When Borouge’s Andy Wedgner visited the village in October 2013, around 5.5km of the 7km of PE100 pipes had already been installed. All the pipes were supplied by Excel PLC in Addis Ababa and were produced from BorSafe™ HE3490-LS-H High Stress Crack Resistant (HSCR) PE100. This material was chosen as the soil was very stony and imported backfill materials were not available, so increasing the risk of surface damage and point loads on the pipes. The use of HSCR PE100 material will help to prevent these developing into cracks. Mechanical compression fittings are being used to connect the pipes, the largest of which is 90mm diameter, as it was difficult to use fusion welding equipment in these remote areas.

The system was designed to last for at least 20 years and although it will initially serve only 4,000 people, the springs produce enough water to supply over 10,000 people in the longer term. Locally harvested timber was being used for fences around the water facilities which prevent access to the many domestic animals such as donkeys and goats. These are built by the local community saving money which can then be spent on other scheme elements that cannot be produced locally.

Benefiting all the villagers

As Tamer Mohamoud told Andy:

I am a member of the water committee and we are very pleased about this project because we ladies had to fetch water from afar, but now we have easy access to water. We also had a lot of health problems, which are now solved. Before, I would spend about 3 hours every day collecting water but now it takes no more than 15 minutes as there are enough tap stands.

Tamer Mohamoud — Villager

Children were also collecting water now, whereas before it was not safe for them to do so, particularly when the weather was wet as the tracks up to the springs were difficult and dangerous. Most people used old cooking oil containers to collect and store water for their households. Many of these were 20 or 25 litres in size although the smaller children sometimes used 10 litre containers. As Hussein Ahmadhi told Andy:

In the past we have had many problems like broken bones where people fell down carrying the heavy water containers coming down from the springs and women have problem walking to the water source at night.

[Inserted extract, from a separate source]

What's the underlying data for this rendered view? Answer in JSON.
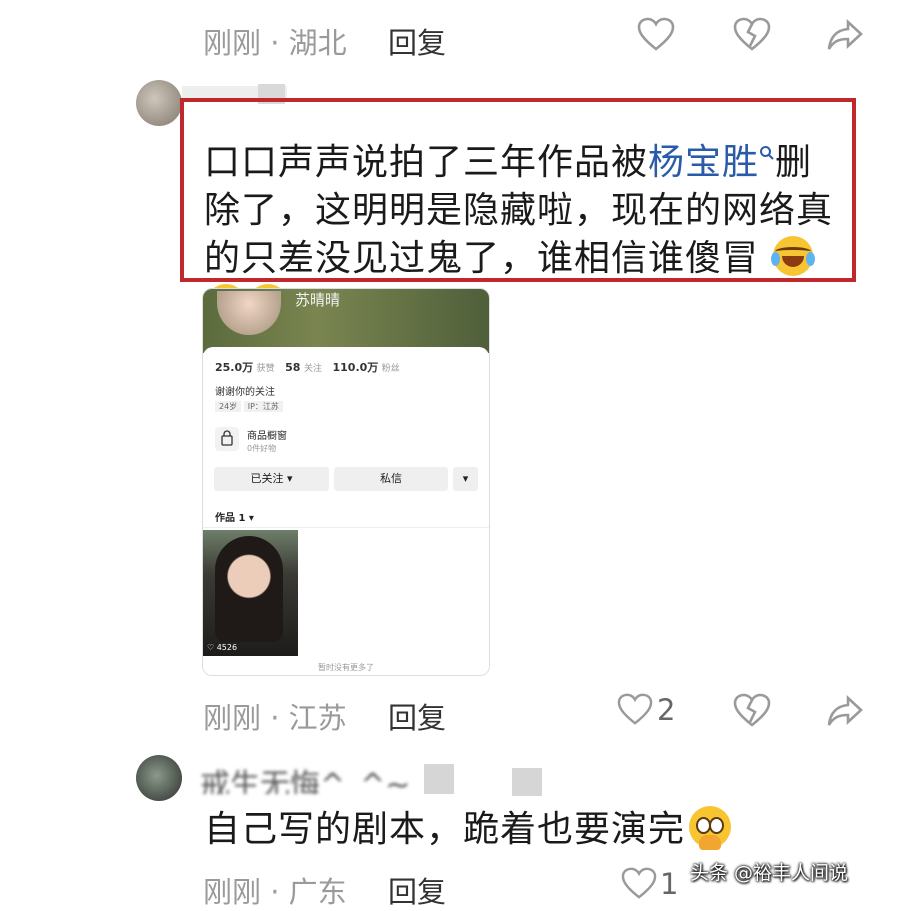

We thank you for this as we hear about many water points being built with a poor quality - but this quality is good.

Hussein Ahmadhi — Villager

The villagers carry these heavy containers on their back, tied in place with a Gemed, which is like a scarf, so it was easy to see how people could slip and have accidents on the steep tracks up to the springs.

A better future secured for all

The scheme has four caretakers who are being trained in the repair and maintenance of the system and each tap stand has a water attendant, one lady who also helps to look after the system. Together with the establishment of a village water committee responsible for the management of the scheme and the collection of a small charge from each household, these arrangements should help secure the long term sustainability of the scheme. As one of the caretakers, Ahmed Sayed, told Andy:

I have seen other crews coming from companies and government but the work they did has not lasted. The team from EKHC are different. They undertake the work properly, are disciplined, they don’t drink or chew khat and show respect for the villagers and set a good example for us.

Ahmed Sayed — Caretaker